These range from a simple amplification of the telephone signal to a device on the television that sends a signal across the room to a headset worn by a patient with hearing loss. The patient can amplify the sound without disturbing other people with normal hearing who are in the same room.

Cochlear implants

Some patients with presbycusis benefit from cochlear implants. Patients with cochlear changes and relatively intact spiral ganglia and central pathways appear to be the best candidates. Cochlear implantation is reserved for patients who have hearing loss that is refractory to hearing aids.

Other treatments

These measures are aimed at rehabilitating patients who already experience presbycusis. However, efforts are underway to develop therapies that treat the potential underlying causes of presbycusis, as well as mechanisms to actually prevent the disease altogether. With new studies showing possible genetic and nutritional causes of presbycusis, researchers are proposing treatments that address these underlying causes. For example, medications that block the production of reactive oxygen metabolites may lead to a treatment of presbycusis at the molecular level. Alternatively, a study by Derin et al showed that treatment with I-carnitine resulted in improvement in the ABR results of rats experiencing age-related hearing loss.[30] Unfortunately, most of these therapies are still in the investigational stages.

Consultations

Rehabilitation of a patient with presbycusis takes time and patience. Specialists in the fields of otolaryngology, audiology, neurology, and psychology may all be involved.

Diet

No well-established dietary restrictions are prescribed for patients with presbycusis. However, some researchers have recently suggested that a 30% caloric dietary restriction and the use of antioxidant dietary supplements may reduce the production of reactive oxygen metabolites that can harm the inner ear and lead to age-related hearing loss.

Activity

No activity restrictions are prescribed for patients with presbycusis. However, patients should be warned that exposure to loud sounds can exacerbate sensorineural hearing loss.

 

Medication

Medication Summary

No medical therapies or drugs are indicated to improve hearing in patients with presbycusis.

 

Follow-up

Further Outpatient Care

Patients with presbycusis require routine follow-up care with an otolaryngologist and audiologist to monitor hearing thresholds, order changes in amplification device specifications as hearing thresholds change, and monitor the patient for other signs and symptoms of ear disease that individuals with impaired hearing may overlook.

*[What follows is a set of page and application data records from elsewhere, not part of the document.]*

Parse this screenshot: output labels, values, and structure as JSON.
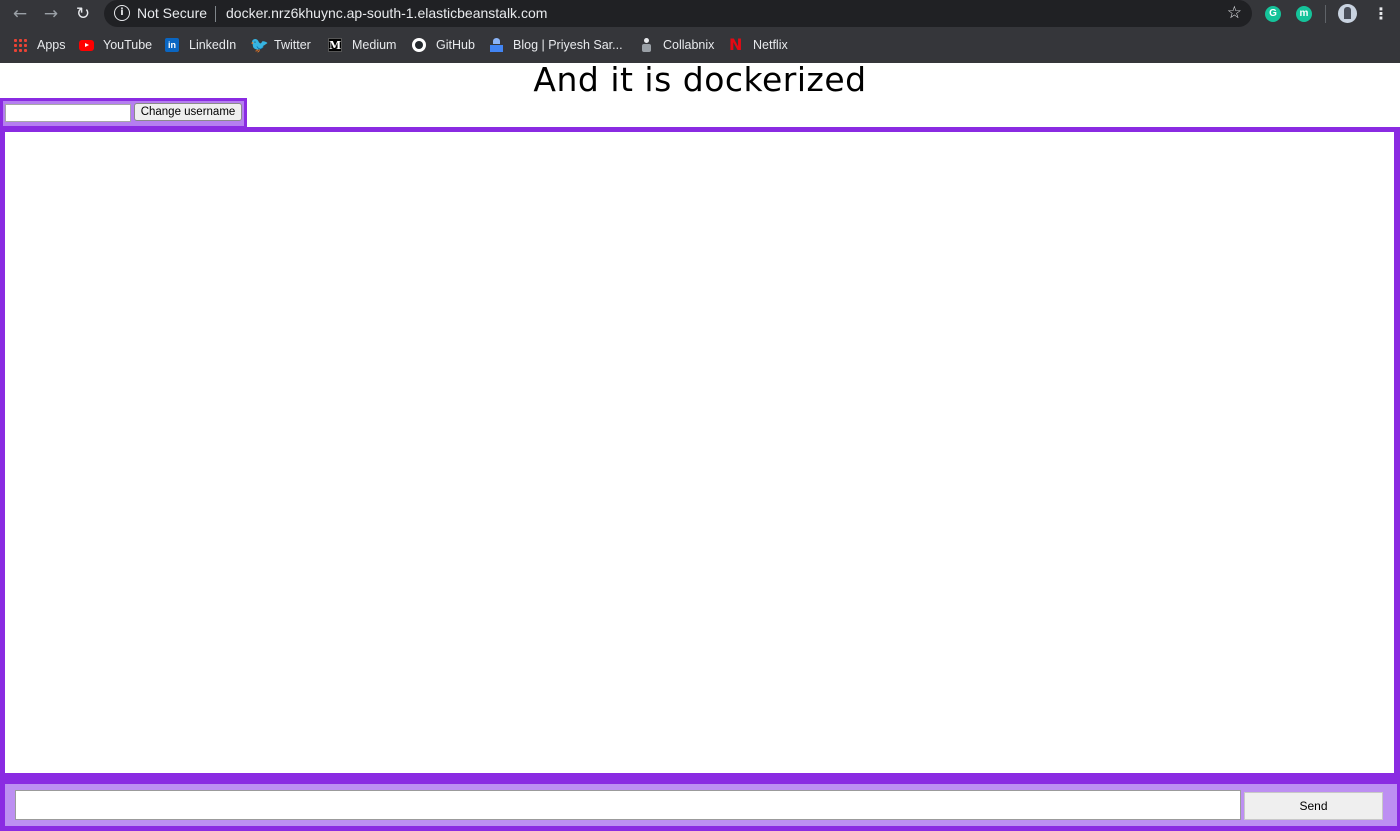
{
  "browser": {
    "security_label": "Not Secure",
    "url": "docker.nrz6khuync.ap-south-1.elasticbeanstalk.com",
    "bookmarks": [
      {
        "label": "Apps",
        "icon": "apps-grid-icon"
      },
      {
        "label": "YouTube",
        "icon": "youtube-icon"
      },
      {
        "label": "LinkedIn",
        "icon": "linkedin-icon"
      },
      {
        "label": "Twitter",
        "icon": "twitter-icon"
      },
      {
        "label": "Medium",
        "icon": "medium-icon"
      },
      {
        "label": "GitHub",
        "icon": "github-icon"
      },
      {
        "label": "Blog | Priyesh Sar...",
        "icon": "blog-icon"
      },
      {
        "label": "Collabnix",
        "icon": "collabnix-icon"
      },
      {
        "label": "Netflix",
        "icon": "netflix-icon"
      }
    ],
    "icons": {
      "back": "←",
      "forward": "→",
      "reload": "↻",
      "info": "i",
      "star": "☆",
      "menu": "⋮",
      "linkedin": "in",
      "twitter": "🐦",
      "medium": "M",
      "netflix": "N",
      "ext_m": "m"
    }
  },
  "page": {
    "title": "And it is dockerized",
    "username_value": "",
    "change_username_label": "Change username",
    "message_value": "",
    "send_label": "Send",
    "accent_color": "#8a2be2"
  }
}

Further Inpatient Care

Inpatient care is not necessary for patients with presbycusis.

Prognosis

Unfortunately, the prognosis for patients with presbycusis is further progression of hearing loss. The rate of hearing loss has been estimated at 0.7-1.2 dB per year and is age and frequency dependent. This disease has no cure. However, the progression of loss is slow, and patients may be able to expect many years of serviceable, though diminished, hearing.

Warn patients with presbycusis against preventable causes of hearing loss, which may exacerbate or accelerate their disease (eg, noise exposure, exposure to ototoxic drugs, failure to control diabetes and other metabolic diseases).

A literature review by Thomson et al indicated that in older adults, hearing loss is a risk factor for dementia.[31] A study by Su et al came to a similar conclusion, finding the hazard ratio for dementia in persons with age-related hearing loss to be 1.30.[32]  A meta-analysis demonstrated that such hearing loss is significantly associated with cognitive impairment and dementia but not with Alzheimer disease.[33]

An Australian study, by Strutt et al, found that persons aged 70-90 years with moderate to severe hearing problems had, over a 6-year follow-up period, 1.5 times the risk of exhibiting neurocognitive disorder. However, while hearing loss was determined to be an independent risk factor for mild cognitive impairment, it was not for dementia.[34]

At this time, age-related hearing loss is a possible modifiable risk factor for neurocognitive deficits and dementia; however, additional research is necessary to determine a causal relationship.

Patient Education

For patient education resources, see the Ear, Nose, and Throat Center and Senior Health Center, as well as Hearing Loss.